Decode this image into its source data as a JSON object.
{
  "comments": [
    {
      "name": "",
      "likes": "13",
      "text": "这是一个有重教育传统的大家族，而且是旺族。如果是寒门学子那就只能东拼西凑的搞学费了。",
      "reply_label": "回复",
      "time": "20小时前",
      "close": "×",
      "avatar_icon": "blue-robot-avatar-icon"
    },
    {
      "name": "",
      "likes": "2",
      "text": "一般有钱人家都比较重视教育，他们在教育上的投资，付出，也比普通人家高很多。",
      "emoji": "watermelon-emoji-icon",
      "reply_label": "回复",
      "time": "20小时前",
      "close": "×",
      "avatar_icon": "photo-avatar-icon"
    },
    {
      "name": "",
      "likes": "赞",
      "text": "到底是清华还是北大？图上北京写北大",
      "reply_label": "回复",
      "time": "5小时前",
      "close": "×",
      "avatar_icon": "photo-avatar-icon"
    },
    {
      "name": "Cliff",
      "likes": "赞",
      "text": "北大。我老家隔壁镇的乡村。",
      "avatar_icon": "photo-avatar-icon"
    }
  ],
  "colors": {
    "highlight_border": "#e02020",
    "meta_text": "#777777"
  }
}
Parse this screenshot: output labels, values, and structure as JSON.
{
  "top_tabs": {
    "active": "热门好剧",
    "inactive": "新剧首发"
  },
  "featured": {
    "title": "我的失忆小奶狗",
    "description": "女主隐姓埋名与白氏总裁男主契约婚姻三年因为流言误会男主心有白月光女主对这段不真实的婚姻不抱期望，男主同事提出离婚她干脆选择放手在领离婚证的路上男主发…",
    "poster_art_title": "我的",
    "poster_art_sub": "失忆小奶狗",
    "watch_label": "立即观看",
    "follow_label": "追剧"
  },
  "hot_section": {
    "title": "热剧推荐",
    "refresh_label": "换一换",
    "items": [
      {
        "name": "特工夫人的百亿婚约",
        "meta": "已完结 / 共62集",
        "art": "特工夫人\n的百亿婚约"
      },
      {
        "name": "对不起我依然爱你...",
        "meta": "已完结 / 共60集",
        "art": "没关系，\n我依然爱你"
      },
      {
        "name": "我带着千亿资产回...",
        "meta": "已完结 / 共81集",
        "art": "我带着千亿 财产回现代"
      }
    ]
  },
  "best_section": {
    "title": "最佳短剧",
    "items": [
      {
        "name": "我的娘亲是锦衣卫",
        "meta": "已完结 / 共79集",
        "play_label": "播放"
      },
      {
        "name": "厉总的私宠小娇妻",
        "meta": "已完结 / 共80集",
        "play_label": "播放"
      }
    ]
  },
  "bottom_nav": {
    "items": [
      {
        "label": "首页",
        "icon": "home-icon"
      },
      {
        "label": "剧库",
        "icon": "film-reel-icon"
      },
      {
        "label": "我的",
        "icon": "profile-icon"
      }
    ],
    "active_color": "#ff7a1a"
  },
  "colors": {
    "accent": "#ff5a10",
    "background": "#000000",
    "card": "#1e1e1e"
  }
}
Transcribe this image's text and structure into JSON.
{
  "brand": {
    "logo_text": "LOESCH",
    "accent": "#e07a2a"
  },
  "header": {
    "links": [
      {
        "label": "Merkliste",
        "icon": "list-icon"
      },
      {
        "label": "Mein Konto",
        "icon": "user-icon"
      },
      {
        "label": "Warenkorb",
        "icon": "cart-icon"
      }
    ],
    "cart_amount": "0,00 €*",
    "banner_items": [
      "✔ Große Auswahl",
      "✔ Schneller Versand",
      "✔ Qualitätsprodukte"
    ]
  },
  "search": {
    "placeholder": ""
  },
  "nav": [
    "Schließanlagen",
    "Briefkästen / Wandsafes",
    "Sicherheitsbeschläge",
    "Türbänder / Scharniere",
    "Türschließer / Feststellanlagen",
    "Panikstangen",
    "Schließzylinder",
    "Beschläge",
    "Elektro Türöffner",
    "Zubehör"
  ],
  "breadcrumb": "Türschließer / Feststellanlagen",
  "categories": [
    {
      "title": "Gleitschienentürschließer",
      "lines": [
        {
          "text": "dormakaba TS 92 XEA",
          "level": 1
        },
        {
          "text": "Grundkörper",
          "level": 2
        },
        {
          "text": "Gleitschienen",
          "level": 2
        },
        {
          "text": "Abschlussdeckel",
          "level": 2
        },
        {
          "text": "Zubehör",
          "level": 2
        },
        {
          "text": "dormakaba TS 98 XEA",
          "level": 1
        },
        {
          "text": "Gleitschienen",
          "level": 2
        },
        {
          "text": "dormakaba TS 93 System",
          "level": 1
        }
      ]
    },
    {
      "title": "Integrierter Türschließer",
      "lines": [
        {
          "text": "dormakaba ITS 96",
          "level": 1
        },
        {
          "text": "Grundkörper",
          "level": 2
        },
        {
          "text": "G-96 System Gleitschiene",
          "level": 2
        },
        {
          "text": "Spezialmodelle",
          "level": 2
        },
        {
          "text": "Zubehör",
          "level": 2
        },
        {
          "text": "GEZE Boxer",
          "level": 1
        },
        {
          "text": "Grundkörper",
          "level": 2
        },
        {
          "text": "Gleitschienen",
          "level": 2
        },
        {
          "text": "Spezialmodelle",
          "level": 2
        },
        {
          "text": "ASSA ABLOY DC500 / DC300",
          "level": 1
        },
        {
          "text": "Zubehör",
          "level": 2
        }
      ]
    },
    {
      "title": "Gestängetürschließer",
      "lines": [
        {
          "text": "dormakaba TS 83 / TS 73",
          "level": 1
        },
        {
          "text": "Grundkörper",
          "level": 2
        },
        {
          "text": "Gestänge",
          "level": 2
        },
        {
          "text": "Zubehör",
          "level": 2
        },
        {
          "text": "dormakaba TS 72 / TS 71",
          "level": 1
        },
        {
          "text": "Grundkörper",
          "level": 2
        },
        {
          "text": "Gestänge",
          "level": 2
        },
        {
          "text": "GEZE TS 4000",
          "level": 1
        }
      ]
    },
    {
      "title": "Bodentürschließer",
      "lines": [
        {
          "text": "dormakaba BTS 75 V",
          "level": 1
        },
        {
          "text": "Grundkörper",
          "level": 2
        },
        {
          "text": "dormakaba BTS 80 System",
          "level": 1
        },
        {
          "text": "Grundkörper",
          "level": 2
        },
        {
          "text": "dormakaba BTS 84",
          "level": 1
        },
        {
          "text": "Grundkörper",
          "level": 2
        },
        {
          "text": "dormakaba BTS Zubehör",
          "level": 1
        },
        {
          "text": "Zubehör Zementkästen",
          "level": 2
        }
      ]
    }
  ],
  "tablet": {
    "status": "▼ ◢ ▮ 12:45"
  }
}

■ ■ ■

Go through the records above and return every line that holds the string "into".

Decode this image into its source data as a JSON object.
Transcribe this image's text and structure into JSON.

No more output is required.